-------- DATA UNDER STUDY --------

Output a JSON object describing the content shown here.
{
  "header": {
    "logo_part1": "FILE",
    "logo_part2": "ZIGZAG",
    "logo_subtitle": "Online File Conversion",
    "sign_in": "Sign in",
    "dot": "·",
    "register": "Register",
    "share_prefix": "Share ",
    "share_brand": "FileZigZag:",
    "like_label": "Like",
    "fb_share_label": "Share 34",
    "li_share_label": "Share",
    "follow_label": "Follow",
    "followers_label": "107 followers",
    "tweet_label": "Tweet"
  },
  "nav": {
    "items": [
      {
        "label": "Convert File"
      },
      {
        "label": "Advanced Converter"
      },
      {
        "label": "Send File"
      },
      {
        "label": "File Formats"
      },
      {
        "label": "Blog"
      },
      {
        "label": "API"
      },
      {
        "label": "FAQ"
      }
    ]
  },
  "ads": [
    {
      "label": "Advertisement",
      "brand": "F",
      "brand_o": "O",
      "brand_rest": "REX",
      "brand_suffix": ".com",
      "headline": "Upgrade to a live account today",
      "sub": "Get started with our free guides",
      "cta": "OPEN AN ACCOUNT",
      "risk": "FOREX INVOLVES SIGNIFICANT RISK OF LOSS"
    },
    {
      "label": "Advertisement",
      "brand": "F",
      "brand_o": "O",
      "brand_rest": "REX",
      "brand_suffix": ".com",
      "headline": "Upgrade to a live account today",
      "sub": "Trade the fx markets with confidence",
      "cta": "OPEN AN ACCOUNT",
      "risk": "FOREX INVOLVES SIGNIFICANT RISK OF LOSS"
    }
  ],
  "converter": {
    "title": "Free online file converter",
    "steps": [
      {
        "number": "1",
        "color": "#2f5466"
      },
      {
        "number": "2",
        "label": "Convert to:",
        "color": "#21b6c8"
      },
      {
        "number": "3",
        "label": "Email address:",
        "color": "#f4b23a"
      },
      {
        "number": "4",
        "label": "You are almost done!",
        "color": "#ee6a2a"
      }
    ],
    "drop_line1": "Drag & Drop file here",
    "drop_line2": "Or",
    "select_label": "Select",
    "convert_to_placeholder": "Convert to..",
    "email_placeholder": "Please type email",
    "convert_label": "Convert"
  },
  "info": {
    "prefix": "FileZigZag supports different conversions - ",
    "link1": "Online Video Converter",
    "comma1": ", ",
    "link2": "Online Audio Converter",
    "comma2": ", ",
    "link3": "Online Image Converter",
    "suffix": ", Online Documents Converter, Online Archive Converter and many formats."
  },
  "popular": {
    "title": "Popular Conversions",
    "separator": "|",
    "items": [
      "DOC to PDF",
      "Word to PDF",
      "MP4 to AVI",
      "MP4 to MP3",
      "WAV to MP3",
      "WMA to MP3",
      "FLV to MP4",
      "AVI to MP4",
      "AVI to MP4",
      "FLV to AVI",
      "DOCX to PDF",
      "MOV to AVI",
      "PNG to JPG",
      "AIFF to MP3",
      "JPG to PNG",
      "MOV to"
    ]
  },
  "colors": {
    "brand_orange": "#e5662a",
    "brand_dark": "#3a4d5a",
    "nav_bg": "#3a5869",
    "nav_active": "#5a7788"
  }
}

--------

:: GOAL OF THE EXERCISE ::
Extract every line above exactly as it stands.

:: FINISHED EXERCISE ::
Output a JSON object describing the content shown here.
{
  "header": {
    "logo_part1": "FILE",
    "logo_part2": "ZIGZAG",
    "logo_subtitle": "Online File Conversion",
    "sign_in": "Sign in",
    "dot": "·",
    "register": "Register",
    "share_prefix": "Share ",
    "share_brand": "FileZigZag:",
    "like_label": "Like",
    "fb_share_label": "Share 34",
    "li_share_label": "Share",
    "follow_label": "Follow",
    "followers_label": "107 followers",
    "tweet_label": "Tweet"
  },
  "nav": {
    "items": [
      {
        "label": "Convert File"
      },
      {
        "label": "Advanced Converter"
      },
      {
        "label": "Send File"
      },
      {
        "label": "File Formats"
      },
      {
        "label": "Blog"
      },
      {
        "label": "API"
      },
      {
        "label": "FAQ"
      }
    ]
  },
  "ads": [
    {
      "label": "Advertisement",
      "brand": "F",
      "brand_o": "O",
      "brand_rest": "REX",
      "brand_suffix": ".com",
      "headline": "Upgrade to a live account today",
      "sub": "Get started with our free guides",
      "cta": "OPEN AN ACCOUNT",
      "risk": "FOREX INVOLVES SIGNIFICANT RISK OF LOSS"
    },
    {
      "label": "Advertisement",
      "brand": "F",
      "brand_o": "O",
      "brand_rest": "REX",
      "brand_suffix": ".com",
      "headline": "Upgrade to a live account today",
      "sub": "Trade the fx markets with confidence",
      "cta": "OPEN AN ACCOUNT",
      "risk": "FOREX INVOLVES SIGNIFICANT RISK OF LOSS"
    }
  ],
  "converter": {
    "title": "Free online file converter",
    "steps": [
      {
        "number": "1",
        "color": "#2f5466"
      },
      {
        "number": "2",
        "label": "Convert to:",
        "color": "#21b6c8"
      },
      {
        "number": "3",
        "label": "Email address:",
        "color": "#f4b23a"
      },
      {
        "number": "4",
        "label": "You are almost done!",
        "color": "#ee6a2a"
      }
    ],
    "drop_line1": "Drag & Drop file here",
    "drop_line2": "Or",
    "select_label": "Select",
    "convert_to_placeholder": "Convert to..",
    "email_placeholder": "Please type email",
    "convert_label": "Convert"
  },
  "info": {
    "prefix": "FileZigZag supports different conversions - ",
    "link1": "Online Video Converter",
    "comma1": ", ",
    "link2": "Online Audio Converter",
    "comma2": ", ",
    "link3": "Online Image Converter",
    "suffix": ", Online Documents Converter, Online Archive Converter and many formats."
  },
  "popular": {
    "title": "Popular Conversions",
    "separator": "|",
    "items": [
      "DOC to PDF",
      "Word to PDF",
      "MP4 to AVI",
      "MP4 to MP3",
      "WAV to MP3",
      "WMA to MP3",
      "FLV to MP4",
      "AVI to MP4",
      "AVI to MP4",
      "FLV to AVI",
      "DOCX to PDF",
      "MOV to AVI",
      "PNG to JPG",
      "AIFF to MP3",
      "JPG to PNG",
      "MOV to"
    ]
  },
  "colors": {
    "brand_orange": "#e5662a",
    "brand_dark": "#3a4d5a",
    "nav_bg": "#3a5869",
    "nav_active": "#5a7788"
  }
}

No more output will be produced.